def convert_date_time(date_time_string, date_1904 = false)       #:nodoc:
  date_time = date_time_string.sub(/^\s+/, '').sub(/\s+$/, '').sub(/Z$/, '')

  # Check for invalid date char.
  return nil if date_time =~ /[^0-9T:\-\.Z]/

  # Check for "T" after date or before time.
  return nil unless date_time =~ /\dT|T\d/

  seconds   = 0 # Time expressed as fraction of 24h hours in seconds

  # Split into date and time.
  date, time = date_time.split(/T/)

  # We allow the time portion of the input DateTime to be optional.
  if time
    # Match hh:mm:ss.sss+ where the seconds are optional
    if time =~ /^(\d\d):(\d\d)(:(\d\d(\.\d+)?))?/
      hour   = $1.to_i
      min    = $2.to_i
      sec    = $4.to_f || 0
    else
      return nil # Not a valid time format.
    end

    # Some boundary checks
    return nil if hour >= 24
    return nil if min  >= 60
    return nil if sec  >= 60

    # Excel expresses seconds as a fraction of the number in 24 hours.
    seconds = (hour * 60* 60 + min * 60 + sec) / (24.0 * 60 * 60)
  end

  # We allow the date portion of the input DateTime to be optional.
  return seconds if date == ''

  # Match date as yyyy-mm-dd.
  if date =~ /^(\d\d\d\d)-(\d\d)-(\d\d)$/
    year   = $1.to_i
    month  = $2.to_i
    day    = $3.to_i
  else
    return nil  # Not a valid date format.
  end

  # Set the epoch as 1900 or 1904. Defaults to 1900.
  # Special cases for Excel.
  unless date_1904
    return      seconds if date == '1899-12-31' # Excel 1900 epoch
    return      seconds if date == '1900-01-00' # Excel 1900 epoch
    return 60 + seconds if date == '1900-02-29' # Excel false leapday
  end


  # We calculate the date by calculating the number of days since the epoch
  # and adjust for the number of leap days.
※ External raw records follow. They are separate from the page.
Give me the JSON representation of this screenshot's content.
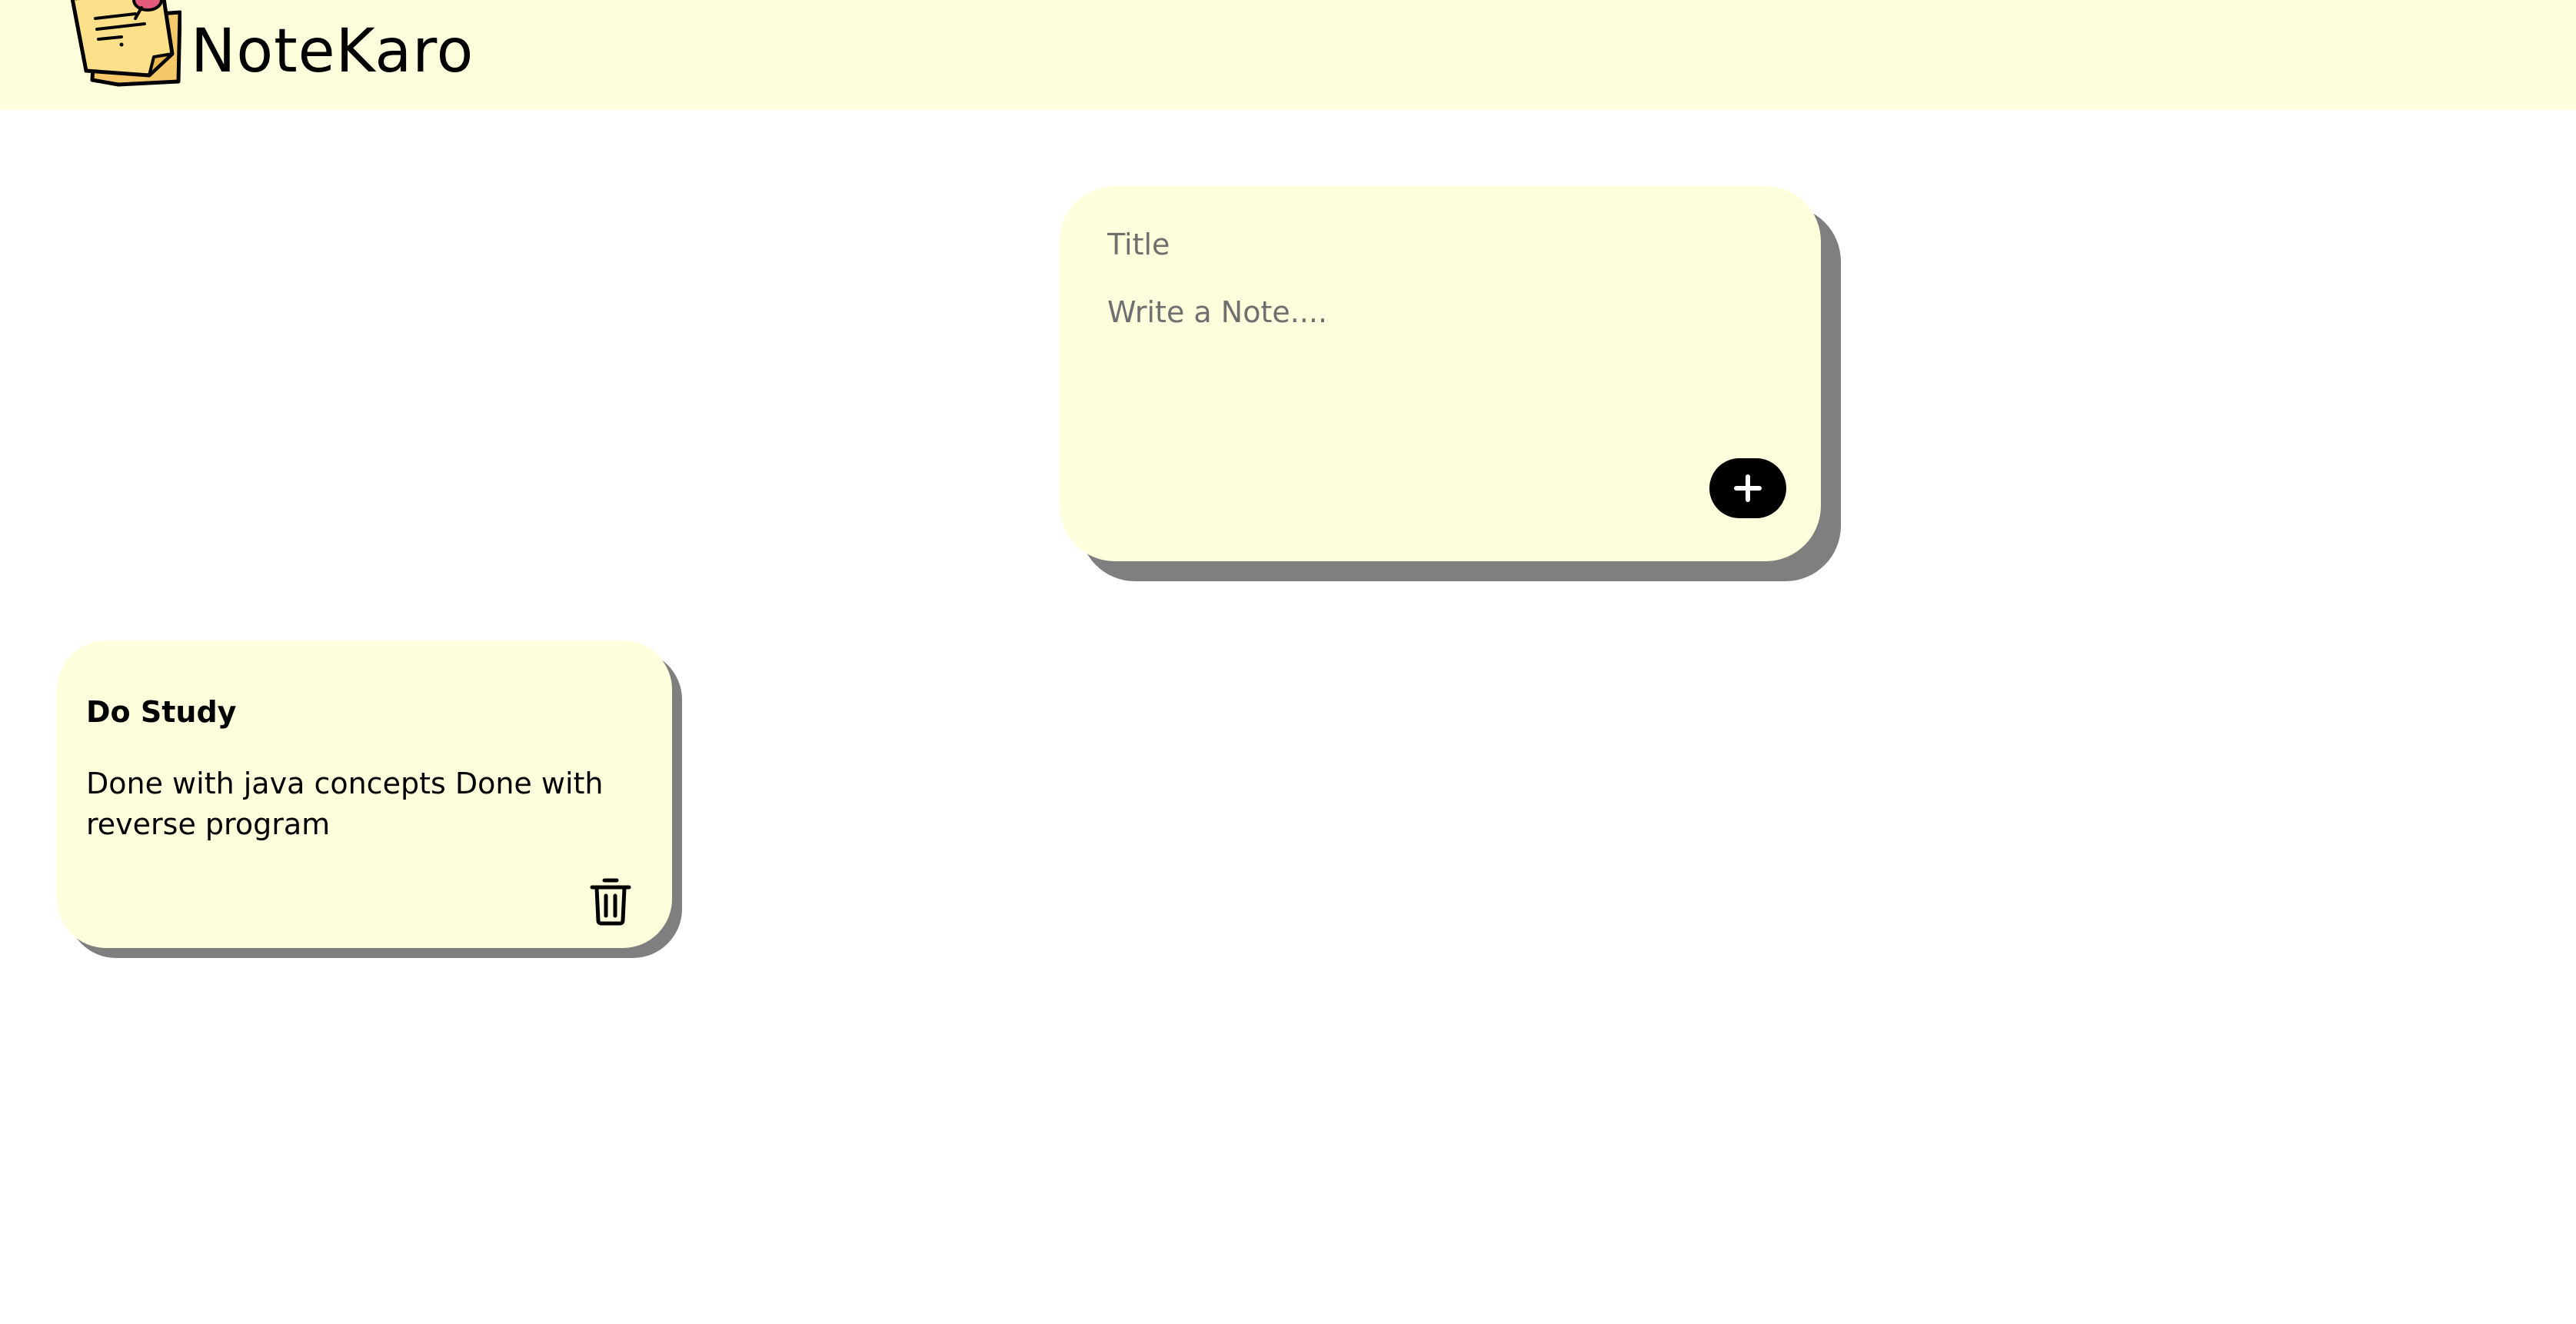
{
  "header": {
    "brand": "NoteKaro",
    "logo_icon": "sticky-note-pin-icon",
    "background_color": "#fffedc"
  },
  "composer": {
    "title_placeholder": "Title",
    "body_placeholder": "Write a Note....",
    "title_value": "",
    "body_value": "",
    "add_icon": "plus-icon",
    "background_color": "#fffedc",
    "shadow_color": "#7f7f7f"
  },
  "notes": [
    {
      "title": "Do Study",
      "content": "Done with java concepts Done with reverse program",
      "delete_icon": "trash-icon"
    }
  ]
}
We calculate the number of leap
  # days by normalising the year in relation to the epoch. Thus the year 2000
  # becomes 100 for 4 and 100 year leapdays and 400 for 400 year leapdays.
  #
  epoch   = date_1904 ? 1904 : 1900
  offset  = date_1904 ?    4 :    0
  norm    = 300
  range   = year -epoch

  # Set month days and check for leap year.
  mdays   = [31, 28, 31, 30, 31, 30, 31, 31, 30, 31, 30, 31]
  leap    = 0
  leap    = 1  if year % 4 == 0 && year % 100 != 0 || year % 400 == 0
  mdays[1]   = 29 if leap != 0

  # Some boundary checks
  return nil if year  < epoch or year  > 9999
  return nil if month < 1     or month > 12
  return nil if day   < 1     or day   > mdays[month -1]

  # Accumulate the number of days since the epoch.
  days = mdays[0, month - 1].inject(day) {|result, mday| result + mday} # days from 1, Jan
  days += range *365                       # Add days for past years
  days += ((range)                /  4)    # Add leapdays
  days -= ((range + offset)       /100)    # Subtract 100 year leapdays
  days += ((range + offset + norm)/400)    # Add 400 year leapdays
  days -= leap                             # Already counted above

  # Adjust for Excel erroneously treating 1900 as a leap year.
  days += 1 if !date_1904 and days > 59

  days + seconds
end